The driver performance features include four new reports and two new dashboard KPIs. Users can quickly pinpoint trouble spots and drilldown to a specific driver directly from the system’s Dynamic Dashboard, the company says.

The latest OnlineAVL2 upgrade also has new reports that allow managers to view fleet performance by both driver groups and vehicle types.

OnlineAVL2’s new Driver Scorecards measure behaviors such as speeding, idling, harsh braking, high RPMs or other integrated user-defined driving habits, utilizing metrics gathered from Navman Wireless GPS tracking units installed in a given fleet.

If sensors that detect seatbelt use, emergency brake deployment or other driver activities are connected to the system’s GPS tracking units, the Driver Scorecards can incorporate that information as well.
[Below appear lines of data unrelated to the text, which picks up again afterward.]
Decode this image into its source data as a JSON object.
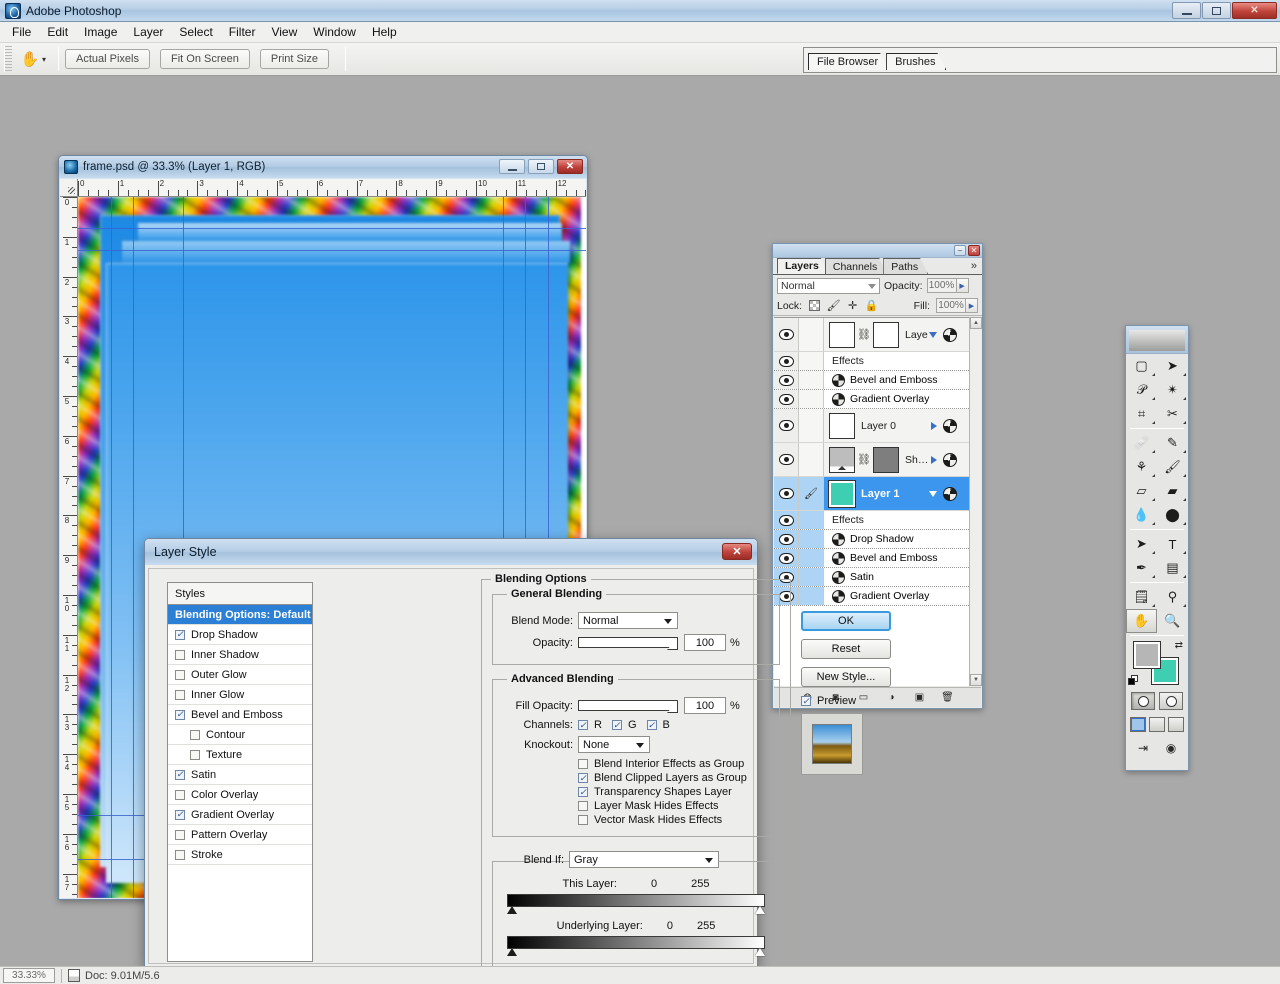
{
  "app": {
    "title": "Adobe Photoshop",
    "window_buttons": {
      "minimize": "–",
      "restore": "❐",
      "close": "✕"
    }
  },
  "menubar": {
    "items": [
      "File",
      "Edit",
      "Image",
      "Layer",
      "Select",
      "Filter",
      "View",
      "Window",
      "Help"
    ]
  },
  "options_bar": {
    "tool": "hand-tool",
    "buttons": [
      "Actual Pixels",
      "Fit On Screen",
      "Print Size"
    ]
  },
  "palette_well": {
    "tabs": [
      "File Browser",
      "Brushes"
    ]
  },
  "document": {
    "title": "frame.psd @ 33.3% (Layer 1, RGB)",
    "ruler_h_labels": [
      "0",
      "1",
      "2",
      "3",
      "4",
      "5",
      "6",
      "7",
      "8",
      "9",
      "10",
      "11",
      "12"
    ],
    "ruler_v_labels": [
      "0",
      "1",
      "2",
      "3",
      "4",
      "5",
      "6",
      "7",
      "8",
      "9",
      "10",
      "11",
      "12",
      "13",
      "14",
      "15",
      "16",
      "17"
    ],
    "buttons": {
      "minimize": "–",
      "restore": "❐",
      "close": "✕"
    }
  },
  "status_bar": {
    "zoom": "33.33%",
    "doc_info": "Doc: 9.01M/5.6"
  },
  "layers_palette": {
    "tabs": [
      "Layers",
      "Channels",
      "Paths"
    ],
    "active_tab": "Layers",
    "more_icon": "»",
    "blend_mode": "Normal",
    "opacity_label": "Opacity:",
    "opacity_value": "100%",
    "lock_label": "Lock:",
    "fill_label": "Fill:",
    "fill_value": "100%",
    "lock_icons": [
      "transparency-lock-icon",
      "paint-lock-icon",
      "move-lock-icon",
      "all-lock-icon"
    ],
    "rows": [
      {
        "kind": "layer",
        "name": "Laye…",
        "thumb": "white",
        "has_mask": true,
        "expander": "down",
        "fx": true,
        "selected": false
      },
      {
        "kind": "effects-header",
        "name": "Effects"
      },
      {
        "kind": "effect",
        "name": "Bevel and Emboss"
      },
      {
        "kind": "effect",
        "name": "Gradient Overlay"
      },
      {
        "kind": "layer",
        "name": "Layer 0",
        "thumb": "white",
        "has_mask": false,
        "expander": "right",
        "fx": true,
        "selected": false
      },
      {
        "kind": "layer",
        "name": "Sh…",
        "thumb": "gray",
        "has_mask": true,
        "expander": "right",
        "fx": true,
        "selected": false
      },
      {
        "kind": "layer",
        "name": "Layer 1",
        "thumb": "teal",
        "has_mask": false,
        "expander": "down",
        "fx": true,
        "selected": true
      },
      {
        "kind": "effects-header",
        "name": "Effects"
      },
      {
        "kind": "effect",
        "name": "Drop Shadow"
      },
      {
        "kind": "effect",
        "name": "Bevel and Emboss"
      },
      {
        "kind": "effect",
        "name": "Satin"
      },
      {
        "kind": "effect",
        "name": "Gradient Overlay"
      }
    ],
    "bottom_icons": [
      "layer-style-icon",
      "layer-mask-icon",
      "new-group-icon",
      "adjustment-layer-icon",
      "new-layer-icon",
      "delete-layer-icon"
    ]
  },
  "tools_palette": {
    "tools": [
      "marquee-tool",
      "move-tool",
      "lasso-tool",
      "magic-wand-tool",
      "crop-tool",
      "slice-tool",
      "healing-brush-tool",
      "brush-tool",
      "clone-stamp-tool",
      "history-brush-tool",
      "eraser-tool",
      "gradient-tool",
      "blur-tool",
      "dodge-tool",
      "path-selection-tool",
      "type-tool",
      "pen-tool",
      "shape-tool",
      "notes-tool",
      "eyedropper-tool",
      "hand-tool",
      "zoom-tool"
    ],
    "selected_tool": "hand-tool",
    "foreground_color": "#b6b6b6",
    "background_color": "#3ecfb2",
    "mode_buttons": [
      "standard-mask-mode",
      "quick-mask-mode"
    ],
    "screen_buttons": [
      "standard-screen-mode",
      "full-screen-menubar-mode",
      "full-screen-mode"
    ],
    "jump_buttons": [
      "jump-to-imageready-icon",
      "jump-to-other-icon"
    ]
  },
  "layer_style_dialog": {
    "title": "Layer Style",
    "close_label": "✕",
    "styles_header": "Styles",
    "styles": [
      {
        "label": "Blending Options: Default",
        "checkbox": null,
        "selected": true,
        "indent": false
      },
      {
        "label": "Drop Shadow",
        "checkbox": true,
        "selected": false,
        "indent": false
      },
      {
        "label": "Inner Shadow",
        "checkbox": false,
        "selected": false,
        "indent": false
      },
      {
        "label": "Outer Glow",
        "checkbox": false,
        "selected": false,
        "indent": false
      },
      {
        "label": "Inner Glow",
        "checkbox": false,
        "selected": false,
        "indent": false
      },
      {
        "label": "Bevel and Emboss",
        "checkbox": true,
        "selected": false,
        "indent": false
      },
      {
        "label": "Contour",
        "checkbox": false,
        "selected": false,
        "indent": true
      },
      {
        "label": "Texture",
        "checkbox": false,
        "selected": false,
        "indent": true
      },
      {
        "label": "Satin",
        "checkbox": true,
        "selected": false,
        "indent": false
      },
      {
        "label": "Color Overlay",
        "checkbox": false,
        "selected": false,
        "indent": false
      },
      {
        "label": "Gradient Overlay",
        "checkbox": true,
        "selected": false,
        "indent": false
      },
      {
        "label": "Pattern Overlay",
        "checkbox": false,
        "selected": false,
        "indent": false
      },
      {
        "label": "Stroke",
        "checkbox": false,
        "selected": false,
        "indent": false
      }
    ],
    "blending_options_title": "Blending Options",
    "general_blending": {
      "title": "General Blending",
      "blend_mode_label": "Blend Mode:",
      "blend_mode_value": "Normal",
      "opacity_label": "Opacity:",
      "opacity_value": "100",
      "opacity_unit": "%"
    },
    "advanced_blending": {
      "title": "Advanced Blending",
      "fill_opacity_label": "Fill Opacity:",
      "fill_opacity_value": "100",
      "fill_opacity_unit": "%",
      "channels_label": "Channels:",
      "channels": [
        {
          "label": "R",
          "checked": true
        },
        {
          "label": "G",
          "checked": true
        },
        {
          "label": "B",
          "checked": true
        }
      ],
      "knockout_label": "Knockout:",
      "knockout_value": "None",
      "checkboxes": [
        {
          "label": "Blend Interior Effects as Group",
          "checked": false
        },
        {
          "label": "Blend Clipped Layers as Group",
          "checked": true
        },
        {
          "label": "Transparency Shapes Layer",
          "checked": true
        },
        {
          "label": "Layer Mask Hides Effects",
          "checked": false
        },
        {
          "label": "Vector Mask Hides Effects",
          "checked": false
        }
      ]
    },
    "blend_if": {
      "label": "Blend If:",
      "value": "Gray",
      "this_layer_label": "This Layer:",
      "this_layer_min": "0",
      "this_layer_max": "255",
      "underlying_layer_label": "Underlying Layer:",
      "underlying_layer_min": "0",
      "underlying_layer_max": "255"
    },
    "buttons": {
      "ok": "OK",
      "reset": "Reset",
      "new_style": "New Style...",
      "preview_label": "Preview",
      "preview_checked": true
    }
  }
}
The resulting data is then available for at-a-glance examination with:

Scorecard reports that instantly identify drivers with below-average performance, show the impact of their behavior on fuel consumption, and permit drilldown to trip details when needed.

Individual driver report cards that include personal scores as well as comparison of drivers against fleet averages.

Configurable dashboard KPIs to choose the drivers and time period represented as well as drill down for details. The KPIs allow real-time monitoring of problem drivers for intervention with urgent problems like speeding and excessive idling.

New Driver Groups support in OnlineAVL2 also allows fleet managers to classify their drivers by region, business unit, service type or any other category of their choice, and then generate any Driver Scorecard report or driver-based dashboard KPI by driver group. This enables managers to compare performance by driver group and use that information to improve driver behavior in groups that lag behind those with the top scores, the company says.